(SOURCE DATA Opens)

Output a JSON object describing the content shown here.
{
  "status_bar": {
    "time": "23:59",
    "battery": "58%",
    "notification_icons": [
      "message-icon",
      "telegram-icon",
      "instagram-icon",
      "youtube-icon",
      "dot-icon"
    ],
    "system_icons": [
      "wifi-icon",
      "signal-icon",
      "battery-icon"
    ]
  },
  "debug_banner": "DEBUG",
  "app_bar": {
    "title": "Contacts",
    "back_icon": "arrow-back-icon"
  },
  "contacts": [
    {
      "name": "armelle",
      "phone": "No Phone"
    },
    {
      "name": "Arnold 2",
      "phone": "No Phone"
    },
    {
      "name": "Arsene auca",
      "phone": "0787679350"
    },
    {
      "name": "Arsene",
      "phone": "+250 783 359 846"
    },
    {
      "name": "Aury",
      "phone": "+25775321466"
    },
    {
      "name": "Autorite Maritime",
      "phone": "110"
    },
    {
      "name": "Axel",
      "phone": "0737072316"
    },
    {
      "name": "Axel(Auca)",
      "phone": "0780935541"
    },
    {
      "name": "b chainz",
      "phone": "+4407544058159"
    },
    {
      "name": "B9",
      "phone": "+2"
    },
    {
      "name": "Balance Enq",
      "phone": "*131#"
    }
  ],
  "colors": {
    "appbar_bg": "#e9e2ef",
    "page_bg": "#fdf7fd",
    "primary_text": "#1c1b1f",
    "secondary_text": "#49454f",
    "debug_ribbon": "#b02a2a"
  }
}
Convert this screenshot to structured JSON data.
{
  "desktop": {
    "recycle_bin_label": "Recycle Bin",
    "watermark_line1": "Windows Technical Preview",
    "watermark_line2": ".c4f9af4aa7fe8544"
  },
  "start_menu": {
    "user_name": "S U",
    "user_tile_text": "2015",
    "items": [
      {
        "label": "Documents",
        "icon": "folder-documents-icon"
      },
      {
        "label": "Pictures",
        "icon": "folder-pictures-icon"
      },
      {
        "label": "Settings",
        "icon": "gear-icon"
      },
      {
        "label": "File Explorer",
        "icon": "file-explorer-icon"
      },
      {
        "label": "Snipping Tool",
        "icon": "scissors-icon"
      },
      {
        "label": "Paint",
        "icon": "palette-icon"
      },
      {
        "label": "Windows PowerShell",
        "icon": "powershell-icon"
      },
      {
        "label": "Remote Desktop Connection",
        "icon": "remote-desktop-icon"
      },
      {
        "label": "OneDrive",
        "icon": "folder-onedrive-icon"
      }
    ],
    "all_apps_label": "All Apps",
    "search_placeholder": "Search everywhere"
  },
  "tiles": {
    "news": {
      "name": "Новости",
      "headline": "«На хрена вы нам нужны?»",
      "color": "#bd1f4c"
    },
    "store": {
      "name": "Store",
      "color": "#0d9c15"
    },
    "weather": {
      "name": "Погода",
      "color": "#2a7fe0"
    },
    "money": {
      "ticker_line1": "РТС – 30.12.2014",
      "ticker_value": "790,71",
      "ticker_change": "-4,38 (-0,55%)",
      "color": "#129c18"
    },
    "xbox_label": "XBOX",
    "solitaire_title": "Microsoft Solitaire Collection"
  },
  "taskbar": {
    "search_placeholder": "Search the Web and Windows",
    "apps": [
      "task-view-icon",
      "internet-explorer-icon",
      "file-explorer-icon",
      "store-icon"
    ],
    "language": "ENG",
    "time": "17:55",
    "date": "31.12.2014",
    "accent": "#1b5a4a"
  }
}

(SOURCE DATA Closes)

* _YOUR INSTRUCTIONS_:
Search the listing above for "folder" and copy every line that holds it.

* _RESPONSE TO THIS TASK_:
        "icon": "folder-documents-icon"
        "icon": "folder-pictures-icon"
        "icon": "folder-onedrive-icon"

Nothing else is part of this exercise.